▼

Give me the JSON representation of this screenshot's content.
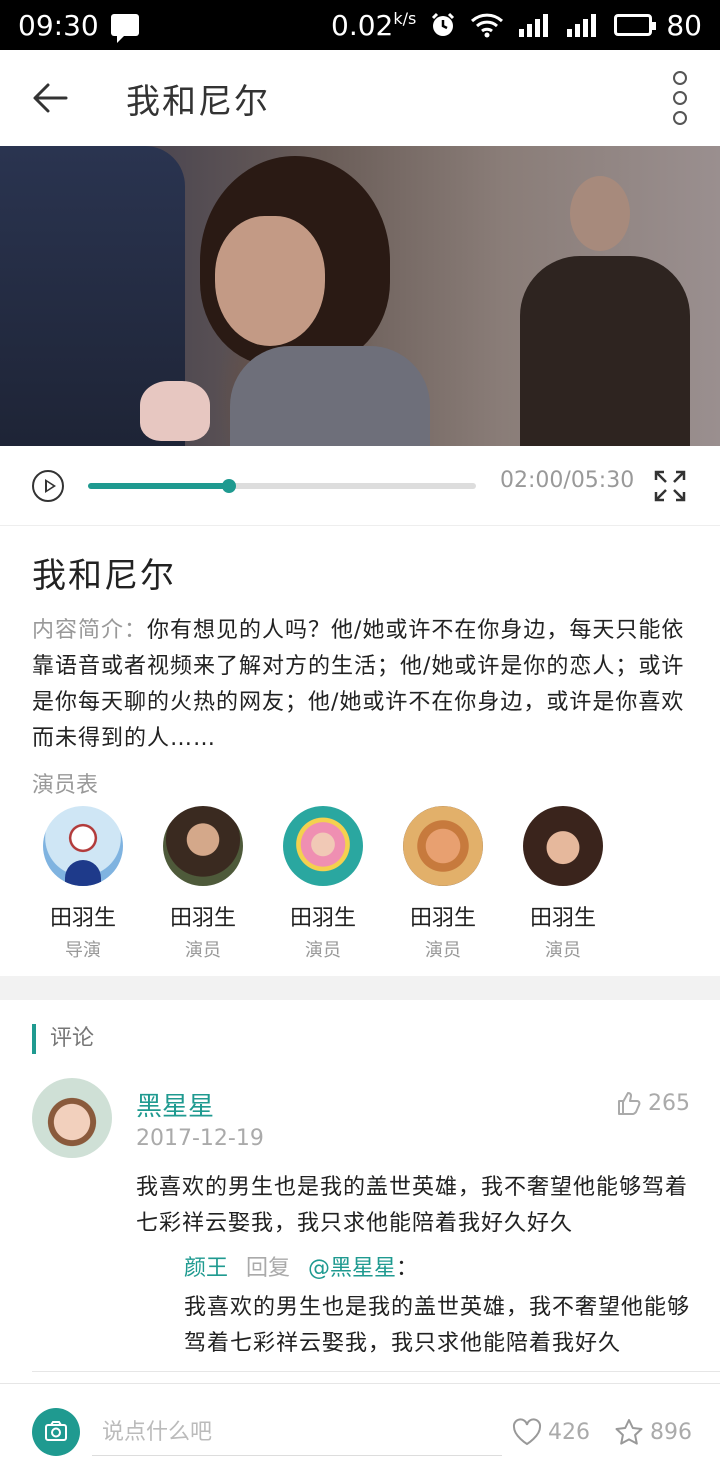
{
  "status_bar": {
    "time": "09:30",
    "net_speed": "0.02",
    "net_unit": "k/s",
    "battery": "80"
  },
  "header": {
    "title": "我和尼尔"
  },
  "player": {
    "time": "02:00/05:30",
    "progress": 0.363
  },
  "movie": {
    "title": "我和尼尔",
    "synopsis_label": "内容简介：",
    "synopsis": "你有想见的人吗？他/她或许不在你身边，每天只能依靠语音或者视频来了解对方的生活；他/她或许是你的恋人；或许是你每天聊的火热的网友；他/她或许不在你身边，或许是你喜欢而未得到的人……",
    "cast_label": "演员表",
    "cast": [
      {
        "name": "田羽生",
        "role": "导演"
      },
      {
        "name": "田羽生",
        "role": "演员"
      },
      {
        "name": "田羽生",
        "role": "演员"
      },
      {
        "name": "田羽生",
        "role": "演员"
      },
      {
        "name": "田羽生",
        "role": "演员"
      }
    ]
  },
  "comments": {
    "section_title": "评论",
    "items": [
      {
        "user": "黑星星",
        "date": "2017-12-19",
        "likes": "265",
        "text": "我喜欢的男生也是我的盖世英雄，我不奢望他能够驾着七彩祥云娶我，我只求他能陪着我好久好久",
        "reply": {
          "user": "颜王",
          "action": "回复",
          "target": "@黑星星",
          "colon": "：",
          "text": "我喜欢的男生也是我的盖世英雄，我不奢望他能够驾着七彩祥云娶我，我只求他能陪着我好久"
        }
      }
    ]
  },
  "bottom": {
    "placeholder": "说点什么吧",
    "likes": "426",
    "favorites": "896"
  },
  "colors": {
    "accent": "#1f9a90"
  }
}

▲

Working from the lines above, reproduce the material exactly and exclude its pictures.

Give me the JSON representation of this screenshot's content.
{
  "status_bar": {
    "time": "09:30",
    "net_speed": "0.02",
    "net_unit": "k/s",
    "battery": "80"
  },
  "header": {
    "title": "我和尼尔"
  },
  "player": {
    "time": "02:00/05:30",
    "progress": 0.363
  },
  "movie": {
    "title": "我和尼尔",
    "synopsis_label": "内容简介：",
    "synopsis": "你有想见的人吗？他/她或许不在你身边，每天只能依靠语音或者视频来了解对方的生活；他/她或许是你的恋人；或许是你每天聊的火热的网友；他/她或许不在你身边，或许是你喜欢而未得到的人……",
    "cast_label": "演员表",
    "cast": [
      {
        "name": "田羽生",
        "role": "导演"
      },
      {
        "name": "田羽生",
        "role": "演员"
      },
      {
        "name": "田羽生",
        "role": "演员"
      },
      {
        "name": "田羽生",
        "role": "演员"
      },
      {
        "name": "田羽生",
        "role": "演员"
      }
    ]
  },
  "comments": {
    "section_title": "评论",
    "items": [
      {
        "user": "黑星星",
        "date": "2017-12-19",
        "likes": "265",
        "text": "我喜欢的男生也是我的盖世英雄，我不奢望他能够驾着七彩祥云娶我，我只求他能陪着我好久好久",
        "reply": {
          "user": "颜王",
          "action": "回复",
          "target": "@黑星星",
          "colon": "：",
          "text": "我喜欢的男生也是我的盖世英雄，我不奢望他能够驾着七彩祥云娶我，我只求他能陪着我好久"
        }
      }
    ]
  },
  "bottom": {
    "placeholder": "说点什么吧",
    "likes": "426",
    "favorites": "896"
  },
  "colors": {
    "accent": "#1f9a90"
  }
}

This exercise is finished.